Safety Awareness / Risk Taking

Physical Communication Cognitive Behavioural / Emotional

Following a brain injury, many people experience impairments in their executive functioning, affecting their sense of judgment and insight. Lack of insight can result in a person with a brain injury placing themselves in situations of danger which they do not perceive. They may not understand another person’s ill intentions or even potential for hostility towards them.

When the ability to make good choices is impaired, some people are particularly susceptible to the influence of friends and family. For people with a brain injury, peer influence can be a major factor that can have both positive and negative effects.

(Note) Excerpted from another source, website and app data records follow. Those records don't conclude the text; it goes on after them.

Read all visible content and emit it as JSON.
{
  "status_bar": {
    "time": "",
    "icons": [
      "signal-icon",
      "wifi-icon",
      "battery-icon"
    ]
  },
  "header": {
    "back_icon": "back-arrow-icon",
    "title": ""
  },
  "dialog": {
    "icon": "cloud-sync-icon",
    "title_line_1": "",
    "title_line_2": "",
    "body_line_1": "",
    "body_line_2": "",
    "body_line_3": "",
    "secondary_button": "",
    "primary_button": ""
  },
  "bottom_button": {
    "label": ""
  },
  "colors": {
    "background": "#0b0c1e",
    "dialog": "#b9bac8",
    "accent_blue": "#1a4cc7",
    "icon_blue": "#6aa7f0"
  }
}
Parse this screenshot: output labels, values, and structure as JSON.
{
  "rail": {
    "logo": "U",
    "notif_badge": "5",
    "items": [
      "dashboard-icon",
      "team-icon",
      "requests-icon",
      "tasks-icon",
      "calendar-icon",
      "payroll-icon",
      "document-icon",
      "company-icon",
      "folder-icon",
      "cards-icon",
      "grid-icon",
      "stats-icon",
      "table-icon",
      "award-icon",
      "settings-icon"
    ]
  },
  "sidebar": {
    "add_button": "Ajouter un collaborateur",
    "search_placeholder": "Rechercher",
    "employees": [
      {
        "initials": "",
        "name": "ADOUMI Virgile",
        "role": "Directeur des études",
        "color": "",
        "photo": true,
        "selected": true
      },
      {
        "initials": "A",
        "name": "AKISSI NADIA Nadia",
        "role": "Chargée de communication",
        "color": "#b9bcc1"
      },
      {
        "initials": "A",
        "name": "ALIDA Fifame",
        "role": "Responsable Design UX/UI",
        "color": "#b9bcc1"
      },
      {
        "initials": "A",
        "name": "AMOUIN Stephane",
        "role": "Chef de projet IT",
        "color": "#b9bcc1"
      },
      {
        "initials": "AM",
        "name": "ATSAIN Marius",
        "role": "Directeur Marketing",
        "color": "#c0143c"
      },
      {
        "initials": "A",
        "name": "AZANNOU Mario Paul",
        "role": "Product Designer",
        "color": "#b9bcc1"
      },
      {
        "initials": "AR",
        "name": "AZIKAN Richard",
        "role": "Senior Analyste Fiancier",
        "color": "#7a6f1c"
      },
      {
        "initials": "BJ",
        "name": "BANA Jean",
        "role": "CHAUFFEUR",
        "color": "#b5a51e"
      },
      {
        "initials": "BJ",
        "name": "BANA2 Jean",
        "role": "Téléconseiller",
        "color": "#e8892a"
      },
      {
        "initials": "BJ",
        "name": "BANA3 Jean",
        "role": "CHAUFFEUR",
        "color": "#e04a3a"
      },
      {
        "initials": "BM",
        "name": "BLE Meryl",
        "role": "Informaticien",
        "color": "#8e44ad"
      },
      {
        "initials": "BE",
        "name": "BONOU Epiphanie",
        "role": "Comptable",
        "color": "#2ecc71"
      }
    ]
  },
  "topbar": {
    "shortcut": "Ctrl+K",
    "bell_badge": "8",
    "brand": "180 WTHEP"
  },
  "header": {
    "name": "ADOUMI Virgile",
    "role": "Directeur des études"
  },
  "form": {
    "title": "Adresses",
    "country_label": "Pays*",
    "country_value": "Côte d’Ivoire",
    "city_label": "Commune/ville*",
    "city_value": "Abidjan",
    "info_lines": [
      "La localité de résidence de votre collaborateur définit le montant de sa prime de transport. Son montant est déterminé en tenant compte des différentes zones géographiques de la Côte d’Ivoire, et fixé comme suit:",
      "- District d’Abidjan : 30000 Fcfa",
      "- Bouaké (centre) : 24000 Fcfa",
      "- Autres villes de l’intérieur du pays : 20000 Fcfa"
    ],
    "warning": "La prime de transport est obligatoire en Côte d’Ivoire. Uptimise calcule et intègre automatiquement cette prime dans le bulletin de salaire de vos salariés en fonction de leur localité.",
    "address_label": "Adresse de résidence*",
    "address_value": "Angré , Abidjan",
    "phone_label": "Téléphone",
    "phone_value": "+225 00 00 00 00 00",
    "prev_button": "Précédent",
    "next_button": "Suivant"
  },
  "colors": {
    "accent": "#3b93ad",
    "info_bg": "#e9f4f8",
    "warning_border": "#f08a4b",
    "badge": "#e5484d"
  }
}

A person with a brain injury may lose contact with their friends pre-injury and then seek new relationships resulting in them being under more pressure to ‘fit in’.

Substance or alcohol abuse can be a potential problem for individuals following a brain injury. Some people may turn to alcohol or drugs to cope with pain, depression, or anxiety, but often these substances only make the problems worse and interfere with a person’s recovery.

Risk taking does seem to naturally improve with time post-injury as part of the ongoing recovery process. Rehabilitation can be undertaken to help a person with a brain injury to identify risks and dangers and develop strategies to mitigate or deal with them.


"Families and professionals spend time focusing on the negative aspects of ABI. Families need to be properly supported as 'resilience' is key to delivering successful outcomes for children and young people."
Roberta De Pompeii; USA
"Pediatric neuro-rehabilitation cannot be delivered in isolation. The needs of the child have to be looked at both holistically and within the context of the family unit. Parents need to be empowered to be parents in post-acute pediatric neuro-rehabilitation following brain injury"
The Children's Trust; United Kingdom
"Parent-supported interventions after pediatric ABI bring reductions to the cost to society"
Eric Hermans; Netherlands
"Healthy teens are better at identifying strategies to deal with barriers. KIDS WITH ABI'S CAN'T!"
Shari Wade; USA
"Poor parenting styles affects children's behavior; increases their learning disability; and has a negative impact on emotions; anxiety; anger management post brain injury"
Andrea Palacio-Navarro; Spain
"There are problems with getting people into neuro-rehab centres. Those most in need are often those most excluded due to a lack of socio-economic resources."
Vicki Anderson; Australia
"NHS clinicians struggle with what intervention to prioritise in paediatric neuro-rehabilitation due to limited clinical time and the complexity of needs. Children, clinicians, parents and schools all have different neuro-rehabilitation priorities"
Recolo; United Kingdom
"Taking brain injured children home causes high stress for families. Disjointed services exacerbate family stress levels."
Deborah Andrews; New Zealand
"Too often children and young people with ABI are discharged from hospital without specialist brain support that they and their families need to overcome lifelong challenges"
Andrew Ross; former Chief Executive of the Children's Trust
"Different 'experts' involved in pediatric neuro-rehabilitation come from different organisational cultures which causes conflict and has a negative effect on the outcomes for the child."
Barbara O'Connell; Ireland

OUR MISSION: To work to remove inequalities for children & young people affected by acquired brain injury; and provide effective support to their families that makes a real difference.

Council for Disabled Children Community Funded Charity Excellence Lottery Funded